(Records provided)
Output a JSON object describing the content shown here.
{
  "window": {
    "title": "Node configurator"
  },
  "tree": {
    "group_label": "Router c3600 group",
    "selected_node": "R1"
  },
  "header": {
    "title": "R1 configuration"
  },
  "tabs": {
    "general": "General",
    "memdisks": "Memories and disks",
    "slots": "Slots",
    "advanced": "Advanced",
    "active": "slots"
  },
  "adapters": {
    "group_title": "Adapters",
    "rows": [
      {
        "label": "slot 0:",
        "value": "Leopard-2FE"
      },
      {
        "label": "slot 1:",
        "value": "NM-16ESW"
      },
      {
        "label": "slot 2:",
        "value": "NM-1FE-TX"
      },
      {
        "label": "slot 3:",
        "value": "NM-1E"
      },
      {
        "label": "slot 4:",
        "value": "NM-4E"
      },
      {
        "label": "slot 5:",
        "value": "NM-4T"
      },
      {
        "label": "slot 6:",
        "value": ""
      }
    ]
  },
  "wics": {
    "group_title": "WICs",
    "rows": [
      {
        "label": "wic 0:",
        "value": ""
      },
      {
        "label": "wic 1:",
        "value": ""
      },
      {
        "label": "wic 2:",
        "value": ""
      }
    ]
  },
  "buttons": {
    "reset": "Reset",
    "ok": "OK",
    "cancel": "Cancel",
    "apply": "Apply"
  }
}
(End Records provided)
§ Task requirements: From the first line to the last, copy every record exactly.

§ Exercise result:
Output a JSON object describing the content shown here.
{
  "window": {
    "title": "Node configurator"
  },
  "tree": {
    "group_label": "Router c3600 group",
    "selected_node": "R1"
  },
  "header": {
    "title": "R1 configuration"
  },
  "tabs": {
    "general": "General",
    "memdisks": "Memories and disks",
    "slots": "Slots",
    "advanced": "Advanced",
    "active": "slots"
  },
  "adapters": {
    "group_title": "Adapters",
    "rows": [
      {
        "label": "slot 0:",
        "value": "Leopard-2FE"
      },
      {
        "label": "slot 1:",
        "value": "NM-16ESW"
      },
      {
        "label": "slot 2:",
        "value": "NM-1FE-TX"
      },
      {
        "label": "slot 3:",
        "value": "NM-1E"
      },
      {
        "label": "slot 4:",
        "value": "NM-4E"
      },
      {
        "label": "slot 5:",
        "value": "NM-4T"
      },
      {
        "label": "slot 6:",
        "value": ""
      }
    ]
  },
  "wics": {
    "group_title": "WICs",
    "rows": [
      {
        "label": "wic 0:",
        "value": ""
      },
      {
        "label": "wic 1:",
        "value": ""
      },
      {
        "label": "wic 2:",
        "value": ""
      }
    ]
  },
  "buttons": {
    "reset": "Reset",
    "ok": "OK",
    "cancel": "Cancel",
    "apply": "Apply"
  }
}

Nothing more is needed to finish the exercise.